The Law and Grace. Day sixty-five...
In the classic film, “The Wizard of Oz,” the Munchkins sing:
Ding Dong! The Witch is dead. Which old Witch? The
Ding Dong! The Wicked Witch is dead.
Wake up‐sleepy head, rub your eyes, get out of bed.
Wake up, the Wicked Witch is dead. She's gone where the goblins go,
Below‐below‐below. Yo‐ho, let's open up and sing and ring the bells out.
Ding Dong' the merry‐oh, sing it high, sing it low.
Let them know
The Wicked Witch is dead!
The Law and Grace. Day sixty-four...
Every prisoner around the world knows what it feels like to be under the thumb of the law. The law was responsible for taking away his or her freedom. In other words, he or she would not be incarcerated, but for the law.
To see someone walk out of federal or a state prison should indicate a step back into freedom. But the recidivism rates here in the United States indicate otherwise. When people don't change their mind about crime, they can't experience freedom.
The Law and Grace. Day sixty-three...
“That is simply not appropriate behavior for someone in my position!”
Such is the response of a man or woman of integrity when his or her leadership role is confronted with compromise.
The Law and Grace. Day sixty-two...

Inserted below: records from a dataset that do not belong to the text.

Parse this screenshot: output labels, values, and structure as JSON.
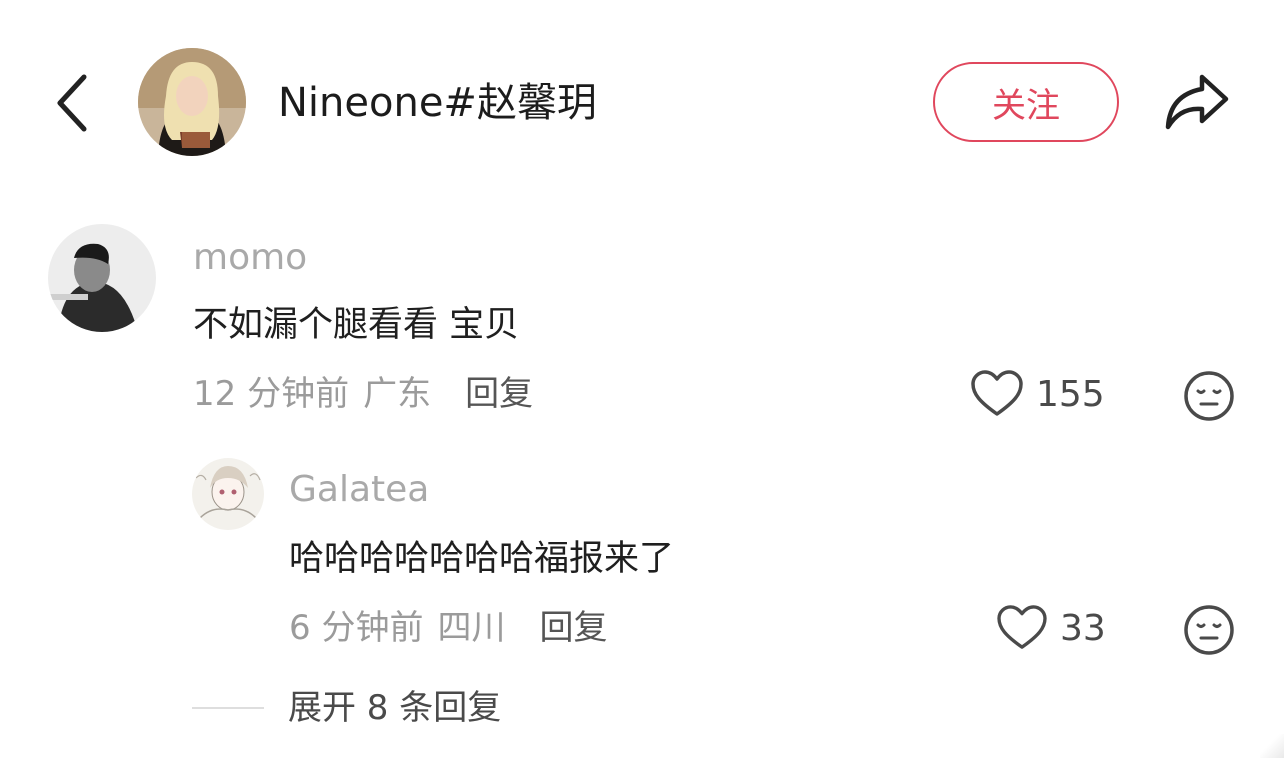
{
  "header": {
    "title": "Nineone#赵馨玥",
    "follow_label": "关注",
    "icons": {
      "back": "chevron-left-icon",
      "share": "share-arrow-icon"
    }
  },
  "comments": [
    {
      "username": "momo",
      "text": "不如漏个腿看看 宝贝",
      "time": "12 分钟前",
      "location": "广东",
      "reply_label": "回复",
      "likes": "155"
    }
  ],
  "replies": [
    {
      "username": "Galatea",
      "text": "哈哈哈哈哈哈哈福报来了",
      "time": "6 分钟前",
      "location": "四川",
      "reply_label": "回复",
      "likes": "33"
    }
  ],
  "expand_label": "展开 8 条回复",
  "colors": {
    "accent": "#e0475d",
    "username": "#a9a9a9",
    "meta": "#9b9b9b",
    "text": "#1f1f1f"
  }
}
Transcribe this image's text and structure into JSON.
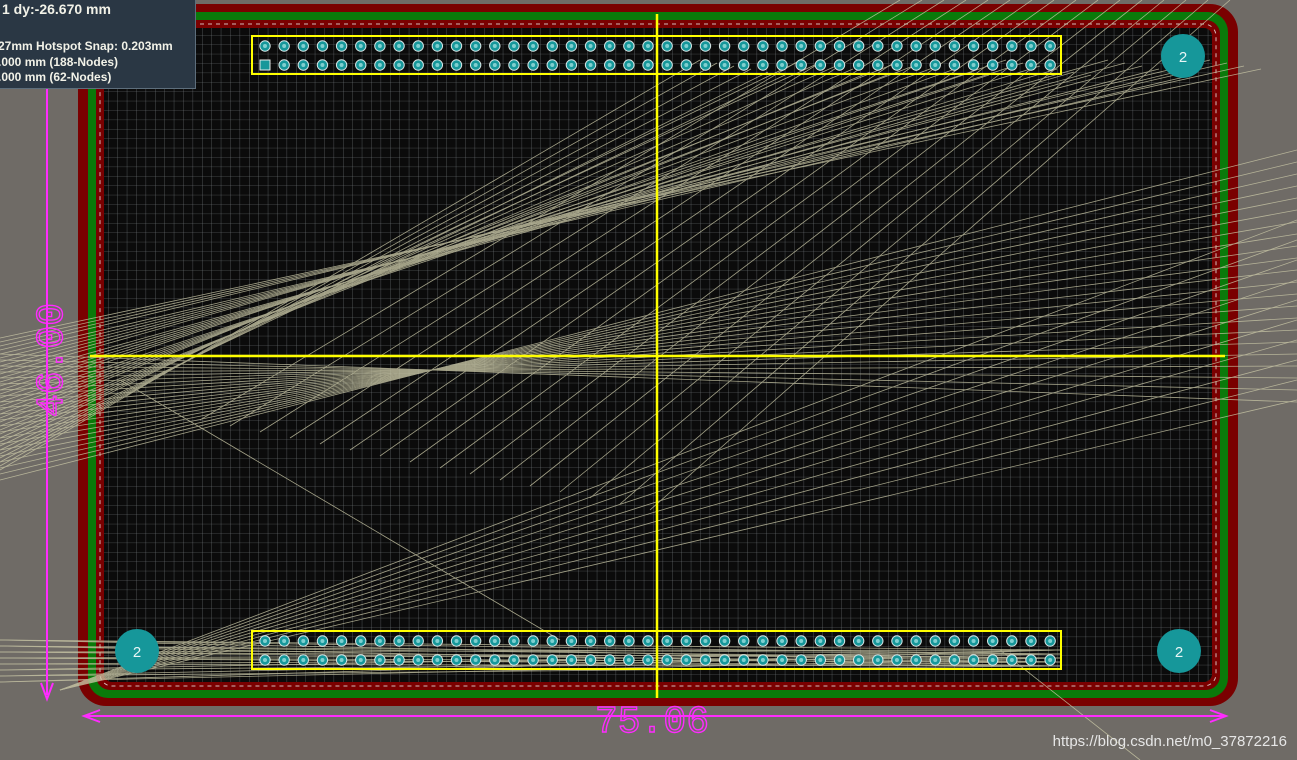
{
  "hud": {
    "line1": "1   dy:-26.670 mm",
    "line2": "27mm Hotspot Snap: 0.203mm",
    "line3": ".000 mm (188-Nodes)",
    "line4": ".000 mm (62-Nodes)"
  },
  "board": {
    "dimension_width": "75.06",
    "dimension_height": "46.00",
    "mounting_hole_label": "2",
    "connector_pins_per_row": 42,
    "connector_rows": 2
  },
  "colors": {
    "background": "#6f6b66",
    "board_fill": "#0b0b0b",
    "grid": "#9aa1a8",
    "keepout": "#7a0000",
    "outline_green": "#0a7a0a",
    "silkscreen": "#ffff00",
    "dimension": "#ff2bff",
    "pad_teal": "#16979a",
    "ratsnest": "#c9c7a6"
  },
  "watermark": "https://blog.csdn.net/m0_37872216"
}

A couple of weeks ago, in the middle of the night, God prompted me to get out of bed, and to go get on my hands and knees.
I resisted for a few moments, thinking it must have been a left‐over thought from a bad dream. But God's ways are higher than my ways (see Isaiah 55:8–9), so I went into my wife's office on the other end of the house and got down on my hands and knees.
The Law and Grace. Day sixty-one...
I think I stand a better chance of convincing the crowd in a donut shop on the value of healthy eating, as I do of convincing the crowd in a Sunday service on the value of holy living.
I suppose even the people who live on brats, donuts, and energy drinks wouldn't argue with me about the value of having a healthy body—not that they would necessarily change their diet.
The Law and Grace. Day sixty...
For a teenager to be trusted with the run of the house by his or her parents—away for a long weekend—has been the storyline for countless movies.
Of course, there's always the party—with the corresponding destruction of the house and the degradation of all those attending.
The Law and Grace. Day fifty-nine...
A marriage of convenience, simply defined, is a relationship based on anything else but love.
Maybe a man, seeking a new career in politics, needs to get out from under the image of being an irresponsible bachelor by marrying an upstanding professional woman. Maybe a woman, seeking social standing to promote the charity she wants to establish, needs to get our from under her anonymity by marrying a socially prominent man. (Of course, the spouses on the other end of the deal also have to benefit in some way from these arrangements.)
The Law and Grace. Day fifty-eight...
For years one of the banks in our area has used the motto, “We Can Do That!” in their advertising. I'm not a marketing guy by any means, and I didn't see any value in the slogan.
In fact, I thought the slogan was a bit on the stupid side—stupid, that is, until God called me to teach. But after looking at enough blank stares that said, “I don't know what he's thinking; I can never do that!” I began to change my teaching style.
The Law and Grace. Day fifty-seven...
“I just found out that your father is the CEO of Acme Construction! They are the largest contractor in southern California, and I've been trying to get my foot in the door as a sub for the last three years. Since we are such good friends, do you think you could put in a good word for me with your dad?”
“Sorry Charlie, but I haven't spoken to Dad in six years. Oh, he tries to contact me from time to time, but I don't respond.”
The Law and Grace. Day fifty-six...
We need to compile all the amazing relationships God had with His people under the old covenant, and understand that this is the baseline for the kind of relationship possible with Him now—even for the least of us.
Think about Isaac's wells in the time of drought. Think about Joseph's dream interpretations. Think about Moses' parting of the Red Sea or Joshua's parting of the Jordan River. Think about Joshua and the battle of Jericho. Think about Elijah and the prophets of Baal. Think about Elisha raising the dead. Think about Daniel in the lions' den.